Finally, we wish to express concern with the suggestion that the Special Rapporteur would address the immunities of State representatives before international criminal tribunals, such as the International Criminal Court (ICC). We believe this goes beyond the mandate of the ILC’s project on immunities of State officials before foreign criminal jurisdictions. We also take this opportunity to note that we had many concerns with the ICC Appeals Chamber’s decision on Head of State immunity in the case involving Jordan. As but one example, we disagreed with the Appeals Chamber’s far-reaching conclusions that no Head of State immunity exists under customary international law before an “international court” established by “two or more” States. In any event, such issues would not be appropriate for inclusion in the current ILC project on immunities.
Madam Chair, with respect to the topic of “sea-level rise in relation to international law”, the United States continues to have concerns that the topic as proposed to the ILC did not meet two of the Commission’s criteria for selection of a new topic. In particular, we continue to have questions regarding whether the issues of Statehood and protection of persons as specifically related to sea level rise are at a sufficiently advanced stage of State practice.

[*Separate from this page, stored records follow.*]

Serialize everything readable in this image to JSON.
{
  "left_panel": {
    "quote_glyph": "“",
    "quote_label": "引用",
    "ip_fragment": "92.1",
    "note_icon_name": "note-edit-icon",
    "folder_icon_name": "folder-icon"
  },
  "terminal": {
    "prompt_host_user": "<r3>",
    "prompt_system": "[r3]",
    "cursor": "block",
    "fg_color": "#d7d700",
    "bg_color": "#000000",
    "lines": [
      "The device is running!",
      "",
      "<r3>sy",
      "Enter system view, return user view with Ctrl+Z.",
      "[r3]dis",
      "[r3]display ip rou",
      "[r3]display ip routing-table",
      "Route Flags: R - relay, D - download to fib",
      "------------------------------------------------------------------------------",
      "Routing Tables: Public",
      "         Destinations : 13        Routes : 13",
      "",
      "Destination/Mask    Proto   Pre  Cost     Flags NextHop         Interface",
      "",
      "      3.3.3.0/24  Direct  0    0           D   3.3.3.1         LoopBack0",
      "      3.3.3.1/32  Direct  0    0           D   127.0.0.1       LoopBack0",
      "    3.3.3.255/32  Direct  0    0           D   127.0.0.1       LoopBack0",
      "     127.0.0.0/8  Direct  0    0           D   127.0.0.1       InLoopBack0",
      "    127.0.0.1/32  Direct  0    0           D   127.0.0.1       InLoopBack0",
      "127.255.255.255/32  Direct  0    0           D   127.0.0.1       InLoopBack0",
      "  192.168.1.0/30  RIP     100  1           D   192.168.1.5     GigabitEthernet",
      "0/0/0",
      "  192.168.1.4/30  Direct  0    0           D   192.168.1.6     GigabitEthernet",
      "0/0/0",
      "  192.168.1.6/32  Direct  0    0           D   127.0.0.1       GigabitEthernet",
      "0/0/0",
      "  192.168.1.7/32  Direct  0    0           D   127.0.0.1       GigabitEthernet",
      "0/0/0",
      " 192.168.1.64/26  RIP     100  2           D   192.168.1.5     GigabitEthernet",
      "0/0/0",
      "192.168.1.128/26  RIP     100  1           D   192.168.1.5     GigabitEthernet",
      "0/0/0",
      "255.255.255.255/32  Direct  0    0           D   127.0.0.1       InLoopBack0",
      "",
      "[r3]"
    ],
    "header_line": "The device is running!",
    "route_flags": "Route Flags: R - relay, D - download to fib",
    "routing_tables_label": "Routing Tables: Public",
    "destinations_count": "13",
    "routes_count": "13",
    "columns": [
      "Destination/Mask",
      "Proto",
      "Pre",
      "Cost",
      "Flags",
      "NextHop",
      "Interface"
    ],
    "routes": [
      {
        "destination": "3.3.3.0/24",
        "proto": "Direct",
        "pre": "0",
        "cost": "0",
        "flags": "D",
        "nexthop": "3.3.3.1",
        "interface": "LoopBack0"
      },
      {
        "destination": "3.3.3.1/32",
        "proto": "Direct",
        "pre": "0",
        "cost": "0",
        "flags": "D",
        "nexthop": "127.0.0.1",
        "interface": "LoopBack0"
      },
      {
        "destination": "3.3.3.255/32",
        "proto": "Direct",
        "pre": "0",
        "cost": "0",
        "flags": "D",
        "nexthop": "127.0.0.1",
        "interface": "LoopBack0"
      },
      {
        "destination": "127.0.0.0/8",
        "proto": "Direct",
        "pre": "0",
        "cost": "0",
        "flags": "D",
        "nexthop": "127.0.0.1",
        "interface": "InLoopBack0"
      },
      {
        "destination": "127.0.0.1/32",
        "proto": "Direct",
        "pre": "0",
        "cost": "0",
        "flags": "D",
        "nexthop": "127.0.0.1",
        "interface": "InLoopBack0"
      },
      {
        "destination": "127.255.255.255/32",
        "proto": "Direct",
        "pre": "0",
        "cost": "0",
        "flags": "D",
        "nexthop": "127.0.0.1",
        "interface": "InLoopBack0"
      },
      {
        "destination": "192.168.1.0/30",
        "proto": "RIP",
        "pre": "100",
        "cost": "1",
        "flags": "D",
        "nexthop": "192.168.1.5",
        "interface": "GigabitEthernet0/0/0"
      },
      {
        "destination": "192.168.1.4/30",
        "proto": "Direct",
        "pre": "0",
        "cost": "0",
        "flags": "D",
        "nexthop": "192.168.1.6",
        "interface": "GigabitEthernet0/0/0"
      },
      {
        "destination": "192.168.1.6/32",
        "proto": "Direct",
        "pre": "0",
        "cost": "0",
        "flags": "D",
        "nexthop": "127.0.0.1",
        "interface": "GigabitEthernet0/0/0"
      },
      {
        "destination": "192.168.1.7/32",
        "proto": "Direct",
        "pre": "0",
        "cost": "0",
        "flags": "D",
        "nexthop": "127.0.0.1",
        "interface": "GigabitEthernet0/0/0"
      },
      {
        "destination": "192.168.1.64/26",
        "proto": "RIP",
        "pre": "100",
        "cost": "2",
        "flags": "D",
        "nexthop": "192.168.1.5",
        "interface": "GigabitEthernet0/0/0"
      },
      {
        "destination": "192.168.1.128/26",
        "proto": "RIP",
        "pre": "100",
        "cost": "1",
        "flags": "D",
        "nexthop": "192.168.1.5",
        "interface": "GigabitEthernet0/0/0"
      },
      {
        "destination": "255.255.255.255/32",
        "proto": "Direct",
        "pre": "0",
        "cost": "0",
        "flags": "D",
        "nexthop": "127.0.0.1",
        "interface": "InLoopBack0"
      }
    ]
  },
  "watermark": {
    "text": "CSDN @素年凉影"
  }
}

As the Commission decided to move the topic to its active agenda, we think it was appropriate that the Commission chose to do so via a Study Group, and that it has decided to focus its work during the 2020 session on issues related to the law of the sea. We also think it is appropriate that the Study Group will be open to all members of the Commission, and that the issue papers developed in connection with this topic will be made available to UN Member States.
With respect to issues related to the law of the sea, the United States recognizes that sea level rise may lead to increases in coastal erosion and inundation, which, in some areas, could lead to a reduction or loss of maritime spaces and the natural resources therein. In this connection, the United States supports efforts to identify measures that could protect states’ maritime entitlements under the international law of the sea in a manner that is consistent with the rights and obligations of third states. Such efforts could include, for example, physical measures for coastal reinforcement, such as the construction of seawalls or other measures for artificial protection; coastal protection and restoration; and the negotiation and conclusion of maritime boundary agreements. We are also supportive of efforts by states to delineate and publish the limits of their maritime zones in accordance with international law as reflected in the Law of the Sea Convention.
We appreciate the Commission’s attention to these issues, and we welcome further discussions on steps that can be taken to protect states’ interests, in accordance with international law, in the context of sea level rise.
Thank you, Madam Chair.